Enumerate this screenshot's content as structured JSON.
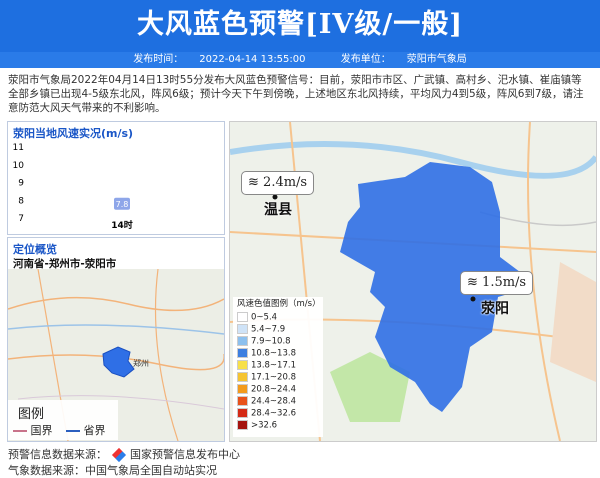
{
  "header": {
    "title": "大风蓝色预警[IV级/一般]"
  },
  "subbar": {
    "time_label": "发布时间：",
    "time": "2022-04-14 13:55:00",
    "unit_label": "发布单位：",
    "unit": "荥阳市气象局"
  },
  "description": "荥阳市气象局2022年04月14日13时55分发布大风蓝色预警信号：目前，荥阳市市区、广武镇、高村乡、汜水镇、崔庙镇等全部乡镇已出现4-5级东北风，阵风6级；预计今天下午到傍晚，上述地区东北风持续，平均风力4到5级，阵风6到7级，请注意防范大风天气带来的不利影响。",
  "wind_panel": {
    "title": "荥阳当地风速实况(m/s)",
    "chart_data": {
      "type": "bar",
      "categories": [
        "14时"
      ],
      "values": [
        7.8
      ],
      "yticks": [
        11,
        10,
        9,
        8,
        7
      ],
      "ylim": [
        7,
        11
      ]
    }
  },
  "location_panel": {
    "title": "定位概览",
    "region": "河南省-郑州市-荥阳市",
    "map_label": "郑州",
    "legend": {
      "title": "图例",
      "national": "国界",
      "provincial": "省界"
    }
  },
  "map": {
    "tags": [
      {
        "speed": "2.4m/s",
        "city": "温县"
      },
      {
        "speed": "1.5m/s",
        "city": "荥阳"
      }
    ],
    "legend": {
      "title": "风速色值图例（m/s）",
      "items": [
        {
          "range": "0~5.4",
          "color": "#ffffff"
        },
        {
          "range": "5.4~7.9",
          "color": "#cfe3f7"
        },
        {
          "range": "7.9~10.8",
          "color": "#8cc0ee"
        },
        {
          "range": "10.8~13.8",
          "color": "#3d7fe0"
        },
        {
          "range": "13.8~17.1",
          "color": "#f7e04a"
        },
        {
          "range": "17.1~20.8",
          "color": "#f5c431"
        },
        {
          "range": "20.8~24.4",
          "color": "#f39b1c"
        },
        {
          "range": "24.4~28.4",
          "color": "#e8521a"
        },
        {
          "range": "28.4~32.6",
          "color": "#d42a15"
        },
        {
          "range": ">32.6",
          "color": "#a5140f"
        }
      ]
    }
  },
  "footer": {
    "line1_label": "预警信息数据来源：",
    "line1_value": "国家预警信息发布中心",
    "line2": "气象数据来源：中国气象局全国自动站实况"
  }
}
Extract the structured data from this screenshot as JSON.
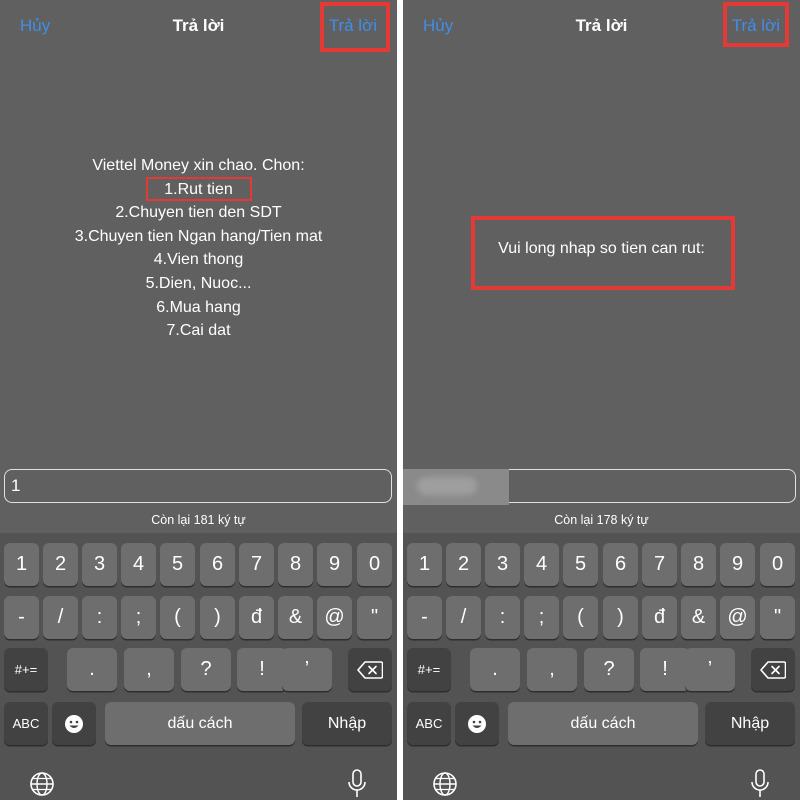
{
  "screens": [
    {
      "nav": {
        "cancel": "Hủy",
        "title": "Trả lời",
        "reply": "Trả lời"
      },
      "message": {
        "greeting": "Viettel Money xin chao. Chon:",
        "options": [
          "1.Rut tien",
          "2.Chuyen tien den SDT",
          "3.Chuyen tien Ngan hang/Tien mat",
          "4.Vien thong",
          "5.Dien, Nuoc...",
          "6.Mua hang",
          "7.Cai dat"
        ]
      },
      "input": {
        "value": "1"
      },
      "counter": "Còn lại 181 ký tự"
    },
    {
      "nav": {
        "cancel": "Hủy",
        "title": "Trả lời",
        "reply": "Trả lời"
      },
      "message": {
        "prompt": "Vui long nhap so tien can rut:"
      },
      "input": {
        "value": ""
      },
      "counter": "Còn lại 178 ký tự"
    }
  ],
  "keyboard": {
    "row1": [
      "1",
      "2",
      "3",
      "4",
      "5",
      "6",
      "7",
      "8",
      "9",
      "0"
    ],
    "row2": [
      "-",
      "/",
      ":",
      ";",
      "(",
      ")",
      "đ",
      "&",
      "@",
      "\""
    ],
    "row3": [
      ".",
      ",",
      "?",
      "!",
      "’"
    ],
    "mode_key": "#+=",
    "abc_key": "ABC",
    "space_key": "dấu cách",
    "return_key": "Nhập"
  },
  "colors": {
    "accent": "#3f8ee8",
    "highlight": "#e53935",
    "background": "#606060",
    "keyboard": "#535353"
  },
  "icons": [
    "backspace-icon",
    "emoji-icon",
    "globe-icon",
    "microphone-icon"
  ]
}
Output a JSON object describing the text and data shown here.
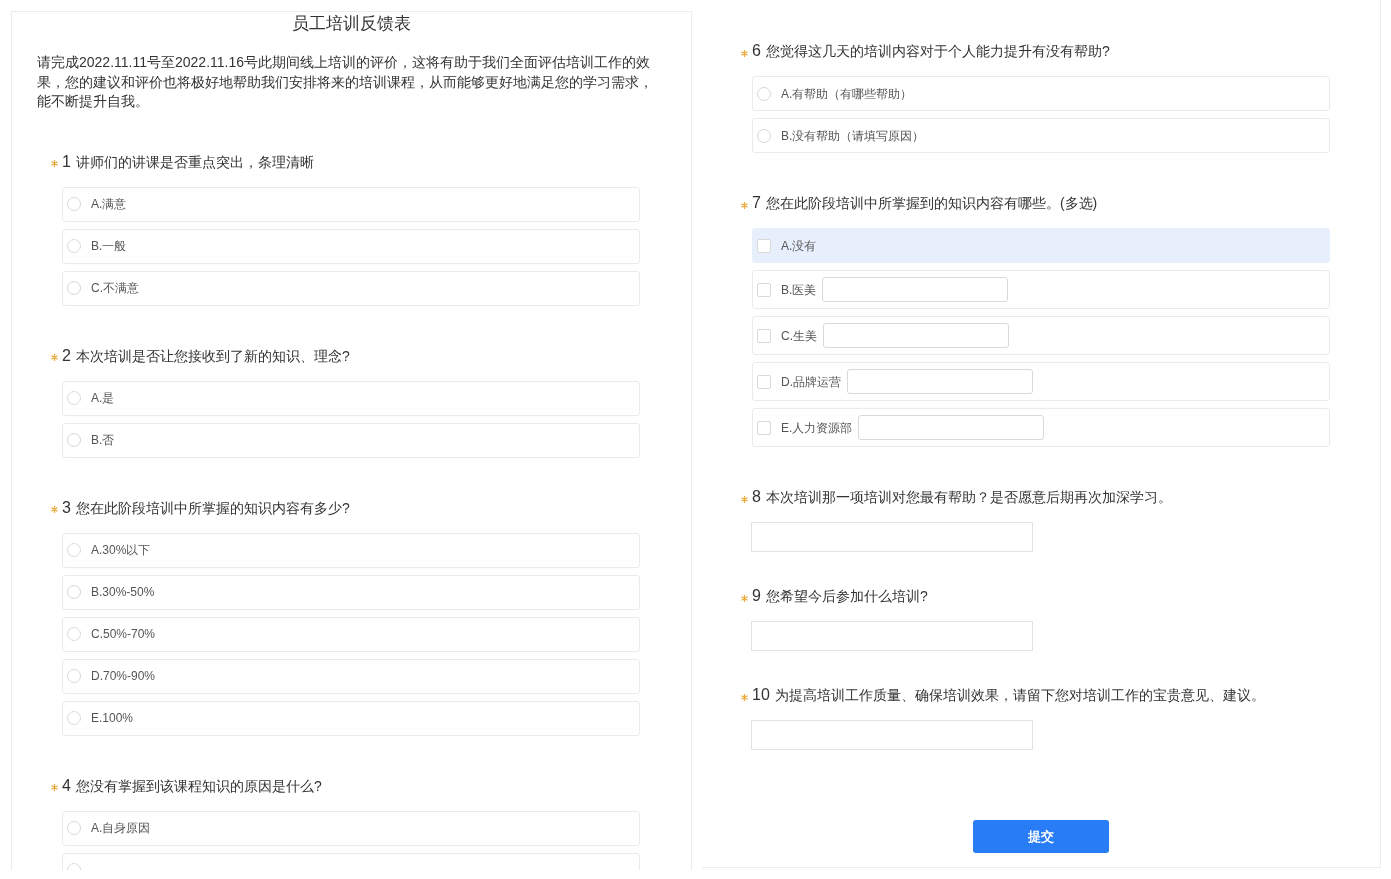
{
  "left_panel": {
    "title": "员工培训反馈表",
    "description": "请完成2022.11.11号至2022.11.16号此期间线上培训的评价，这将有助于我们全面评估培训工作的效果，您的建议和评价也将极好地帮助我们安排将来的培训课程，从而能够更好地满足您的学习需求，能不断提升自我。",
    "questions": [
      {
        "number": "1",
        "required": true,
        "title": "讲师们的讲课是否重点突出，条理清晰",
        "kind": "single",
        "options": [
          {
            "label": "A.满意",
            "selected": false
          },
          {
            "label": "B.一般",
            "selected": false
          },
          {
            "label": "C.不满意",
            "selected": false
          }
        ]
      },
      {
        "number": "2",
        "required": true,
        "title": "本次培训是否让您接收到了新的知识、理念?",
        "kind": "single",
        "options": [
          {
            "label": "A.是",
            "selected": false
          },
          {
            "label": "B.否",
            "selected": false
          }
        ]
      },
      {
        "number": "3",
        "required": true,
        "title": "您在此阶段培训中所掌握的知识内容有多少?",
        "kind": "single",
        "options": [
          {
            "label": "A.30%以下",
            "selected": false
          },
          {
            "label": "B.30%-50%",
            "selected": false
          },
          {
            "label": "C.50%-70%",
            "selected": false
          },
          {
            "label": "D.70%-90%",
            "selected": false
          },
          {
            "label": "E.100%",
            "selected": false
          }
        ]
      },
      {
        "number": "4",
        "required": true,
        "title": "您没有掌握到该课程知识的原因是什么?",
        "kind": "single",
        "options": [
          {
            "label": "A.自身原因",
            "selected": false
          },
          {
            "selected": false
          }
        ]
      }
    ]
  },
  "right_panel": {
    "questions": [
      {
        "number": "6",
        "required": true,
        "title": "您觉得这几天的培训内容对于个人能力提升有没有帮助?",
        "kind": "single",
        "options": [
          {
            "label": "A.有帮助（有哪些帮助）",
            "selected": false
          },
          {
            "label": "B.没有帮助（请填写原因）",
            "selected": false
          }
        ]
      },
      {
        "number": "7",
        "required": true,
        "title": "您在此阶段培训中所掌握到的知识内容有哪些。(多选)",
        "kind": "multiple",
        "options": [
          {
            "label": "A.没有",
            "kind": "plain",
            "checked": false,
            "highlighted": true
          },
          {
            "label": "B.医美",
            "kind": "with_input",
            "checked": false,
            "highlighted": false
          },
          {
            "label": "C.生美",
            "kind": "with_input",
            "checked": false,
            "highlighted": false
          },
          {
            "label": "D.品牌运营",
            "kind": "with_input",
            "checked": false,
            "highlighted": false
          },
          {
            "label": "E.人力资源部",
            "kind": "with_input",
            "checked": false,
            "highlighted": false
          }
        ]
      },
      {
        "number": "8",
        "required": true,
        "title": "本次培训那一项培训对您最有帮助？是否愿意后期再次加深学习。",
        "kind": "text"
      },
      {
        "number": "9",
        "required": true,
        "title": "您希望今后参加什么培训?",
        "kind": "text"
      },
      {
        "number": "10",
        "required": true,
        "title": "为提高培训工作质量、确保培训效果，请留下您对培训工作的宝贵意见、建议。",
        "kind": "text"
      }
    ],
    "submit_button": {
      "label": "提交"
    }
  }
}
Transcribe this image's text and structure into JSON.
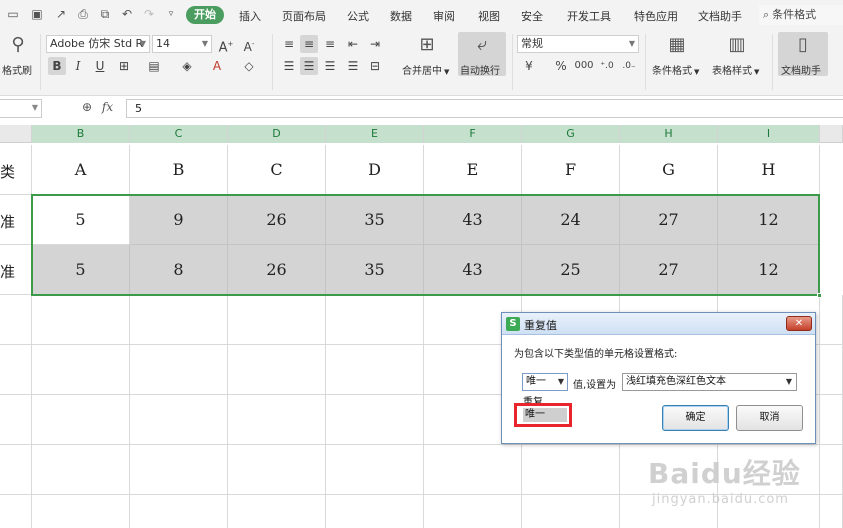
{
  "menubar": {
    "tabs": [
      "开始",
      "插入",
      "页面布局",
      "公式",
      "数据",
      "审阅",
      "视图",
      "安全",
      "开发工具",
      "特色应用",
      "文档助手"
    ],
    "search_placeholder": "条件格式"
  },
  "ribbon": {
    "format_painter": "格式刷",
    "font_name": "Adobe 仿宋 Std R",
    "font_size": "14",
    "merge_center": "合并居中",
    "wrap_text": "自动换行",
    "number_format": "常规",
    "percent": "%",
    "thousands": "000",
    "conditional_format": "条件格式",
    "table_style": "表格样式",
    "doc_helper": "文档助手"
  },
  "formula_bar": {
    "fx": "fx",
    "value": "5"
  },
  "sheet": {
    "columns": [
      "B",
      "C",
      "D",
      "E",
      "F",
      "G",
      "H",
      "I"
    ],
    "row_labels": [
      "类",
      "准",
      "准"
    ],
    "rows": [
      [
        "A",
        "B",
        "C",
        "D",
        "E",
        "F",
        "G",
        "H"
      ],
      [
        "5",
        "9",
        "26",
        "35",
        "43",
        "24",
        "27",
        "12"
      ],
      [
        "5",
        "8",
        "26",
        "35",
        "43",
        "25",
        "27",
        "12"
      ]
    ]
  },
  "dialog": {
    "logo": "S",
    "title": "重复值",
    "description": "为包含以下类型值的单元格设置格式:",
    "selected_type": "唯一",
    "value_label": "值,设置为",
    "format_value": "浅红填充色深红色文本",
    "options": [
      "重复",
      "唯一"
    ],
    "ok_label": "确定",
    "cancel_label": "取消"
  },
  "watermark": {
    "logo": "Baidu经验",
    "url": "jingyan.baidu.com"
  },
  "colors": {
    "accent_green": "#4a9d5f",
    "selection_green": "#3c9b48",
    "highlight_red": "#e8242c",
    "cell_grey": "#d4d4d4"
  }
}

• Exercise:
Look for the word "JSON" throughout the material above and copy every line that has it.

• Response area:
Enumerate this screenshot's content as structured JSON.
Extract the structured data from this screenshot as JSON.
Output a JSON object describing the text and data shown here.
Transcribe this image's text and structure into JSON.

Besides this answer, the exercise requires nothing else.